Items from an interface collection:
+++++

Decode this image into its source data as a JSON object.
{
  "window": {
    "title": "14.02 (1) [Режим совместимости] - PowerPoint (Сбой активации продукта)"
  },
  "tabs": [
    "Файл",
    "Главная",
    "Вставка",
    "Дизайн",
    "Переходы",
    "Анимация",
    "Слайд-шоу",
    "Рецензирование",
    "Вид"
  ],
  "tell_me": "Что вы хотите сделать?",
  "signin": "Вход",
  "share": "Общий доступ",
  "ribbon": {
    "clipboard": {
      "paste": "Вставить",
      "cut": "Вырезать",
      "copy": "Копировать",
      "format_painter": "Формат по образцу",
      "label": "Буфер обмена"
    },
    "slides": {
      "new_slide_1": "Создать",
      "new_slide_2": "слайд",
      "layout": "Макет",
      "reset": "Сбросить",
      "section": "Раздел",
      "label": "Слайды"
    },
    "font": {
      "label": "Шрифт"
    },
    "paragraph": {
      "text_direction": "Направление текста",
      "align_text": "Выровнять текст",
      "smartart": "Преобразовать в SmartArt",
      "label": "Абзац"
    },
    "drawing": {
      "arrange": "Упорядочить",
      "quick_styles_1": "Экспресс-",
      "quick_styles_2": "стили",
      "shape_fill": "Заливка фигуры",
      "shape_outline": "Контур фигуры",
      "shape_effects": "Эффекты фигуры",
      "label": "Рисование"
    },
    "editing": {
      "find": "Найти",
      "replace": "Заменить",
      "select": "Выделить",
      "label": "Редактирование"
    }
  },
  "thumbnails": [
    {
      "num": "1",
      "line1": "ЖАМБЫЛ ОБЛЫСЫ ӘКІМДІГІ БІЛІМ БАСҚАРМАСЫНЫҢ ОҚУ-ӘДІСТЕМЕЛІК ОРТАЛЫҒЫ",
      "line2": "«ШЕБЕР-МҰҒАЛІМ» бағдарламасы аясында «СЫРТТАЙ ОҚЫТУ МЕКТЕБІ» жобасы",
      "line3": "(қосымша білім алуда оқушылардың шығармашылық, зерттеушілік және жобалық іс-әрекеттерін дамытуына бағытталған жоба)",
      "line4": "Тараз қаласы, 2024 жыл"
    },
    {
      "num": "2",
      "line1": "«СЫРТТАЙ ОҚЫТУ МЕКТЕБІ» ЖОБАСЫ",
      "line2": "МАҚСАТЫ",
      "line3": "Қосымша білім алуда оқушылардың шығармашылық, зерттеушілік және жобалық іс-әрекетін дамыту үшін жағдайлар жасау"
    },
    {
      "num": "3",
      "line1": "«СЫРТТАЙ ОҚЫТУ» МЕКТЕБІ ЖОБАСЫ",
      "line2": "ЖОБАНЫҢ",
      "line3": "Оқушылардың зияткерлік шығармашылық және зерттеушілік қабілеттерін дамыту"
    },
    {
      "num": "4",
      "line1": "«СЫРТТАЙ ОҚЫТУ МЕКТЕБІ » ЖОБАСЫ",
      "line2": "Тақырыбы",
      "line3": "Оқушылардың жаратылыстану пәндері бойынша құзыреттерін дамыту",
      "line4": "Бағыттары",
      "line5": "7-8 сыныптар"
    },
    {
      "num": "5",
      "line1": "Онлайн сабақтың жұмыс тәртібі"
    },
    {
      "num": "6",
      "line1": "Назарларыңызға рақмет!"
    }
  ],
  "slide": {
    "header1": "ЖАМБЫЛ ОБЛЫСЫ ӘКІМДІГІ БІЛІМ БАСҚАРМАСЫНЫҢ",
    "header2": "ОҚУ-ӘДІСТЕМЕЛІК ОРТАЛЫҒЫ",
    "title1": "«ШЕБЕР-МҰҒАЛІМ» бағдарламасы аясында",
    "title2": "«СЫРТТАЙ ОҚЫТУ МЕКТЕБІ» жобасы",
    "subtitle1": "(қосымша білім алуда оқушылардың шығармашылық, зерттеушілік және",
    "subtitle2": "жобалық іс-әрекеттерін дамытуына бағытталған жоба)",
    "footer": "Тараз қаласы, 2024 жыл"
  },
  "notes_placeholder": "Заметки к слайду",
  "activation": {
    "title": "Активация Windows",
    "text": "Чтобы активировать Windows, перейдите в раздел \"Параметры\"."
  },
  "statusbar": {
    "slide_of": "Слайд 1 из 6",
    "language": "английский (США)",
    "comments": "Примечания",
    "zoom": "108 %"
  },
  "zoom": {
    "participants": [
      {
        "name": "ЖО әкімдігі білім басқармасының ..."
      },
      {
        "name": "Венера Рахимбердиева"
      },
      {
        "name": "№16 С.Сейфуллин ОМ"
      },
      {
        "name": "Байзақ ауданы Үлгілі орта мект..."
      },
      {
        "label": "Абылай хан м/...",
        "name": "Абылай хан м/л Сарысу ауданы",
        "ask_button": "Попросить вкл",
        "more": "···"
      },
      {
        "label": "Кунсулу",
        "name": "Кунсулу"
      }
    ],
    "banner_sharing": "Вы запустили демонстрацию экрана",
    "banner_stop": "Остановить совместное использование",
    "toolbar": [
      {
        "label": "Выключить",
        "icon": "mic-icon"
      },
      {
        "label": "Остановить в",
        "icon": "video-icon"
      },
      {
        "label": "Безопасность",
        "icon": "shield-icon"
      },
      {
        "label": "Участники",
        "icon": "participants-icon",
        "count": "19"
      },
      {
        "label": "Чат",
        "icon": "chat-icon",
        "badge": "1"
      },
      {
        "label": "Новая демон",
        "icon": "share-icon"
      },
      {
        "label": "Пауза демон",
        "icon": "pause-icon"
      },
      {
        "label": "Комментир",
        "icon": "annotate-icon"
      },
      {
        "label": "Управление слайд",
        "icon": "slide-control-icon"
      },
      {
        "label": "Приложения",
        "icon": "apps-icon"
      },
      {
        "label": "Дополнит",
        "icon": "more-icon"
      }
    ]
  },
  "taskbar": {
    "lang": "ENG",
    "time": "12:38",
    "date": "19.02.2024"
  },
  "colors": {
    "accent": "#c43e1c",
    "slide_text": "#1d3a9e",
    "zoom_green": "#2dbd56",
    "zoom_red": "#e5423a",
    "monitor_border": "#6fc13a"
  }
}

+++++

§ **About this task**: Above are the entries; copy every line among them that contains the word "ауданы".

§ **Your solution**:
        "name": "Байзақ ауданы Үлгілі орта мект..."
        "name": "Абылай хан м/л Сарысу ауданы",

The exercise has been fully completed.